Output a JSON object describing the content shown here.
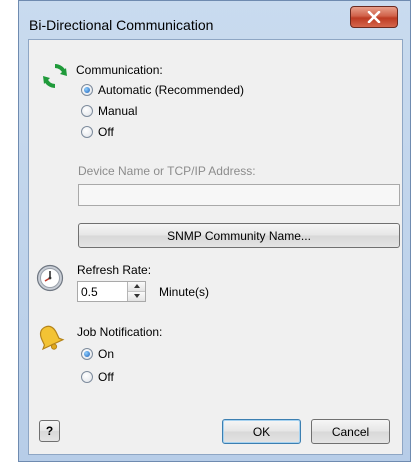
{
  "window": {
    "title": "Bi-Directional Communication",
    "close_icon": "close-icon"
  },
  "communication": {
    "label": "Communication:",
    "icon": "refresh-icon",
    "options": [
      {
        "label": "Automatic (Recommended)",
        "checked": true
      },
      {
        "label": "Manual",
        "checked": false
      },
      {
        "label": "Off",
        "checked": false
      }
    ],
    "device_label": "Device Name or TCP/IP Address:",
    "device_value": "",
    "snmp_button": "SNMP Community Name..."
  },
  "refresh": {
    "label": "Refresh Rate:",
    "icon": "clock-icon",
    "value": "0.5",
    "unit": "Minute(s)"
  },
  "job_notification": {
    "label": "Job Notification:",
    "icon": "bell-icon",
    "options": [
      {
        "label": "On",
        "checked": true
      },
      {
        "label": "Off",
        "checked": false
      }
    ]
  },
  "footer": {
    "help_label": "?",
    "ok_label": "OK",
    "cancel_label": "Cancel"
  },
  "colors": {
    "accent": "#3c7fb1",
    "close_button": "#c9452c",
    "client_background": "#f0f0f0"
  }
}
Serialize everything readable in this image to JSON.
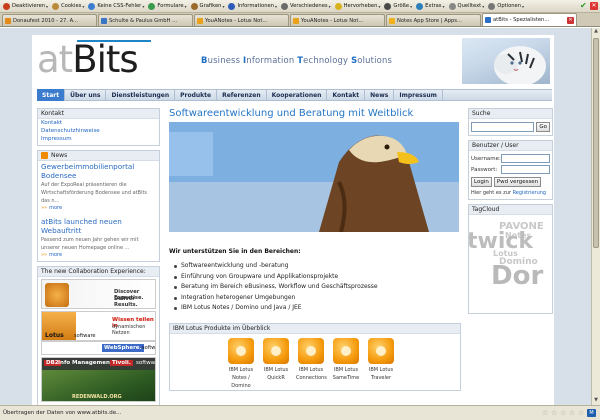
{
  "browser": {
    "toolbar": [
      {
        "label": "Deaktivieren",
        "icon": "deactivate-icon",
        "color": "#c93c1a"
      },
      {
        "label": "Cookies",
        "icon": "cookie-icon",
        "color": "#b98b3b"
      },
      {
        "label": "Keine CSS-Fehler",
        "icon": "css-icon",
        "color": "#3a7fcf"
      },
      {
        "label": "Formulare",
        "icon": "form-icon",
        "color": "#3a9b4f"
      },
      {
        "label": "Grafiken",
        "icon": "image-icon",
        "color": "#9b6b2c"
      },
      {
        "label": "Informationen",
        "icon": "info-icon",
        "color": "#2c5bb9"
      },
      {
        "label": "Verschiedenes",
        "icon": "misc-icon",
        "color": "#6b6b6b"
      },
      {
        "label": "Hervorheben",
        "icon": "highlight-icon",
        "color": "#d8b21c"
      },
      {
        "label": "Größe",
        "icon": "resize-icon",
        "color": "#4a4a4a"
      },
      {
        "label": "Extras",
        "icon": "tools-icon",
        "color": "#2c7fb8"
      },
      {
        "label": "Quelltext",
        "icon": "source-icon",
        "color": "#888888"
      },
      {
        "label": "Optionen",
        "icon": "options-icon",
        "color": "#777777"
      }
    ],
    "tabs": [
      {
        "label": "Donaufest 2010 - 27. A...",
        "color": "#e38b1a",
        "active": false
      },
      {
        "label": "Schulte & Paulus GmbH ...",
        "color": "#3a74c5",
        "active": false
      },
      {
        "label": "YouANotes - Lotus Not...",
        "color": "#e8a21c",
        "active": false
      },
      {
        "label": "YouANotes - Lotus Not...",
        "color": "#e8a21c",
        "active": false
      },
      {
        "label": "Notes App Store | Apps...",
        "color": "#f0b21c",
        "active": false
      },
      {
        "label": "atBits - Spezialisten...",
        "color": "#2d6dc6",
        "active": true
      }
    ],
    "status": "Übertragen der Daten von www.atbits.de..."
  },
  "header": {
    "logo_at": "at",
    "logo_bits": "Bits",
    "tagline": [
      {
        "cap": "B",
        "rest": "usiness "
      },
      {
        "cap": "I",
        "rest": "nformation "
      },
      {
        "cap": "T",
        "rest": "echnology "
      },
      {
        "cap": "S",
        "rest": "olutions"
      }
    ]
  },
  "nav": [
    "Start",
    "Über uns",
    "Dienstleistungen",
    "Produkte",
    "Referenzen",
    "Kooperationen",
    "Kontakt",
    "News",
    "Impressum"
  ],
  "left": {
    "kontakt_title": "Kontakt",
    "kontakt_links": [
      "Kontakt",
      "Datenschutzhinweise",
      "Impressum"
    ],
    "news_title": "News",
    "news": [
      {
        "heading": "Gewerbeimmobilienportal Bodensee",
        "text": "Auf der ExpoReal präsentieren die Wirtschaftsförderung Bodensee und atBits das n...",
        "more": "more"
      },
      {
        "heading": "atBits launched neuen Webauftritt",
        "text": "Passend zum neuen Jahr gehen wir mit unserer neuen Homepage online ...",
        "more": "more"
      }
    ],
    "collab_title": "The new Collaboration Experience:",
    "banner1": {
      "line1": "Discover Expertise.",
      "line2": "Deliver Results."
    },
    "banner2": {
      "brand": "Lotus",
      "sub": "software",
      "tag1": "Wissen teilen in",
      "tag2": "dynamischen Netzen"
    },
    "banner3": {
      "brand": "WebSphere.",
      "sub": "software"
    },
    "banner4": {
      "brand": "DB2",
      "sub": "Info Management",
      "brand2": "Tivoli.",
      "sub2": "software",
      "caption": "REDENWALD.ORG"
    }
  },
  "center": {
    "title": "Softwareentwicklung und Beratung mit Weitblick",
    "intro": "Wir unterstützen Sie in den Bereichen:",
    "bullets": [
      "Softwareentwicklung und -beratung",
      "Einführung von Groupware und Applikationsprojekte",
      "Beratung im Bereich eBusiness, Workflow und Geschäftsprozesse",
      "Integration heterogener Umgebungen",
      "IBM Lotus Notes / Domino und Java / JEE"
    ],
    "products_title": "IBM Lotus Produkte im Überblick",
    "products": [
      {
        "line1": "IBM Lotus",
        "line2": "Notes /",
        "line3": "Domino"
      },
      {
        "line1": "IBM Lotus",
        "line2": "QuickR",
        "line3": ""
      },
      {
        "line1": "IBM Lotus",
        "line2": "Connections",
        "line3": ""
      },
      {
        "line1": "IBM Lotus",
        "line2": "SameTime",
        "line3": ""
      },
      {
        "line1": "IBM Lotus",
        "line2": "Traveler",
        "line3": ""
      }
    ]
  },
  "right": {
    "search_title": "Suche",
    "search_button": "Go",
    "user_title": "Benutzer / User",
    "username_label": "Username:",
    "password_label": "Passwort:",
    "login_button": "Login",
    "forgot_button": "Pwd vergessen",
    "guest_text": "Hier geht es zur ",
    "register_link": "Registrierung",
    "tagcloud_title": "TagCloud",
    "tags": [
      "PAVONE",
      "Notes",
      "twick",
      "Lotus",
      "Domino",
      "Dor"
    ]
  }
}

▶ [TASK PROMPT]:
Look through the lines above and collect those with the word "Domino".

▶ [OUTPUT FOR THIS TASK]:
      "IBM Lotus Notes / Domino und Java / JEE"
        "line3": "Domino"
      "Domino",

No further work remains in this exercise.